| Assignment |
Filter the entries for the word "Date". Copy each line that has it.

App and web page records
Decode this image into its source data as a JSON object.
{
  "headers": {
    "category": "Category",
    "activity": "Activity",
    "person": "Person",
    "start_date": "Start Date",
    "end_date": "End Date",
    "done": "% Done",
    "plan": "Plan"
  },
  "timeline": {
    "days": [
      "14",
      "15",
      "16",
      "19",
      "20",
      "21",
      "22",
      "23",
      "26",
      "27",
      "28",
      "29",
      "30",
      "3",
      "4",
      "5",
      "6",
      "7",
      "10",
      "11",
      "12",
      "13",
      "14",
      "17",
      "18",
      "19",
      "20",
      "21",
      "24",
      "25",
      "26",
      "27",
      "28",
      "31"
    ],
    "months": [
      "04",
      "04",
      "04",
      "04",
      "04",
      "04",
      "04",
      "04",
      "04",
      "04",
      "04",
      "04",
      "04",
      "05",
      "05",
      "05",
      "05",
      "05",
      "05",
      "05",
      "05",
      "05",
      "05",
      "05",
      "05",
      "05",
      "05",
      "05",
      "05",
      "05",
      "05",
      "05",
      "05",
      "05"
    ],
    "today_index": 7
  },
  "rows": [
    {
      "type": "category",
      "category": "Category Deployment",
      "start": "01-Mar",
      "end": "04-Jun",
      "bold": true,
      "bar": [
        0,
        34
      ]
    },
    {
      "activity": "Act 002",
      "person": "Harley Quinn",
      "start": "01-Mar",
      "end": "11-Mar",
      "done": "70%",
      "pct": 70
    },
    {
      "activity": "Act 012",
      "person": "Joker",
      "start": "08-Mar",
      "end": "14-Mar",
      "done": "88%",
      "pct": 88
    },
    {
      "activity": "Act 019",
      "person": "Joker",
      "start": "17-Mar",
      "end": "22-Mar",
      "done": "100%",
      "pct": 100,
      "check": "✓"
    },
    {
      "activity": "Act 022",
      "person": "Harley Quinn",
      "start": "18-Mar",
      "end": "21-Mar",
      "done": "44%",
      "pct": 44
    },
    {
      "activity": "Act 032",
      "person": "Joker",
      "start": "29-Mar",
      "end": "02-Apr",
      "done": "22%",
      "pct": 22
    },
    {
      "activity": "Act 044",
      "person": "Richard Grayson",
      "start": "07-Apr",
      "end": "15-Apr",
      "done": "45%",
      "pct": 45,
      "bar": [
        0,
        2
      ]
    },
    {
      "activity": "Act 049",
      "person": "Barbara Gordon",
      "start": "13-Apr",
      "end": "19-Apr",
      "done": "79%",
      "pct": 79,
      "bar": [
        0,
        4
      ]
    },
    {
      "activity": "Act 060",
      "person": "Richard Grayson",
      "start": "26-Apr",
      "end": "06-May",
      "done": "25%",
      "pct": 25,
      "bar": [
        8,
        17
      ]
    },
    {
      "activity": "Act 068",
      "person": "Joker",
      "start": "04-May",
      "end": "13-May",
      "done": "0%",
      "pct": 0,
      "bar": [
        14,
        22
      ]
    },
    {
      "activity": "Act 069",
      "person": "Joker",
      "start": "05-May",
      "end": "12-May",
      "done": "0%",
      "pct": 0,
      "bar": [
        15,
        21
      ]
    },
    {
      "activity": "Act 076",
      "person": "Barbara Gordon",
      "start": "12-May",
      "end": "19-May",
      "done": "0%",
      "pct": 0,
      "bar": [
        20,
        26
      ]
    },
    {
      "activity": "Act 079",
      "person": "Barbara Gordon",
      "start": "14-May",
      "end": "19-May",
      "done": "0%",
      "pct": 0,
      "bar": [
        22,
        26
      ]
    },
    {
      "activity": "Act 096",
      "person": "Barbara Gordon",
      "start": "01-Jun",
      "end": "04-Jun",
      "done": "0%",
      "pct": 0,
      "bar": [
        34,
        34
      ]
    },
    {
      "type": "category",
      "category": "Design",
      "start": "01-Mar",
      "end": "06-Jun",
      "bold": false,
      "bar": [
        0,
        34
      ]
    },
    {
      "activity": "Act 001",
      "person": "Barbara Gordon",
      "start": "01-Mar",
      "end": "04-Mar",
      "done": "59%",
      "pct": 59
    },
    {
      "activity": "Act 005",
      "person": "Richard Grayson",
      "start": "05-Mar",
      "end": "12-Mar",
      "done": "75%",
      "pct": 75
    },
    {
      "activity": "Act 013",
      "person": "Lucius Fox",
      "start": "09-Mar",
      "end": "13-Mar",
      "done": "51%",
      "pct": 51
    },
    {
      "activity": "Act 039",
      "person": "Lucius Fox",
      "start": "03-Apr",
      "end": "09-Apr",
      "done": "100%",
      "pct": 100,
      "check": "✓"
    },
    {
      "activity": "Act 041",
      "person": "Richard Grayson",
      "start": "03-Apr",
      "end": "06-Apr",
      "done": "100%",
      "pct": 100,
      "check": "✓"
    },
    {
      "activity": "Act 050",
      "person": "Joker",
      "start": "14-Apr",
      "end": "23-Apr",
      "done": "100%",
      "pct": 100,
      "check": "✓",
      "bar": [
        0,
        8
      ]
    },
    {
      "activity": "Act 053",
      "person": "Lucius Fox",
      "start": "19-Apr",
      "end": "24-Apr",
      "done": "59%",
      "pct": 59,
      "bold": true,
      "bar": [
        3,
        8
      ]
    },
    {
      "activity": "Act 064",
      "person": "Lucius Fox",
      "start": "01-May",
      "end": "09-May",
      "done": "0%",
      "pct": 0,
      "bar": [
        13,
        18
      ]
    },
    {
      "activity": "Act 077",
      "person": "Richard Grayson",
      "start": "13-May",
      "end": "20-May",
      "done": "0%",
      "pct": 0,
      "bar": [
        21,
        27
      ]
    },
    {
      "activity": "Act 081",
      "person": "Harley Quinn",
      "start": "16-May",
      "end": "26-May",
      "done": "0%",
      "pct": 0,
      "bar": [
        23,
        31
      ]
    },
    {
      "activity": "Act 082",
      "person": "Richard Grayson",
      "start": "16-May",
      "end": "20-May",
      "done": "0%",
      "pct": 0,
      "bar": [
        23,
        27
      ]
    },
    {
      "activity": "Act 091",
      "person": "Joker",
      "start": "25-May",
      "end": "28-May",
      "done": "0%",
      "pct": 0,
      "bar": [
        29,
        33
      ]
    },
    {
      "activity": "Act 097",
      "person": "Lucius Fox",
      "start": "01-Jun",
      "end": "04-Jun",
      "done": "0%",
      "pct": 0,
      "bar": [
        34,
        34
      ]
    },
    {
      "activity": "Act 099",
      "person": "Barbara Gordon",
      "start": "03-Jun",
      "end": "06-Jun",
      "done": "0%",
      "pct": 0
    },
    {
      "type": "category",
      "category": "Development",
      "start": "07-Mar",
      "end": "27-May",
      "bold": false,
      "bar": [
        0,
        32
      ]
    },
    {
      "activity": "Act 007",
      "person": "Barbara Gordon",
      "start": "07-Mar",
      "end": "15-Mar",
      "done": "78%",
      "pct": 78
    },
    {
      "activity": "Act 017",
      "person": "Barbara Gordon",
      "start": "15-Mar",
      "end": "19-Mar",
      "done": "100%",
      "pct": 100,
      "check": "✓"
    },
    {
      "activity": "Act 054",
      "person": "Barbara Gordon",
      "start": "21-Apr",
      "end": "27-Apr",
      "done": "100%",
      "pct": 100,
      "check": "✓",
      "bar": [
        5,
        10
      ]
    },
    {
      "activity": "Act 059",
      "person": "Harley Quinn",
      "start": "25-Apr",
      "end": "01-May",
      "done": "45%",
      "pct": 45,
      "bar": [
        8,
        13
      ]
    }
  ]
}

| Written answer |
    "start_date": "Start Date",
    "end_date": "End Date",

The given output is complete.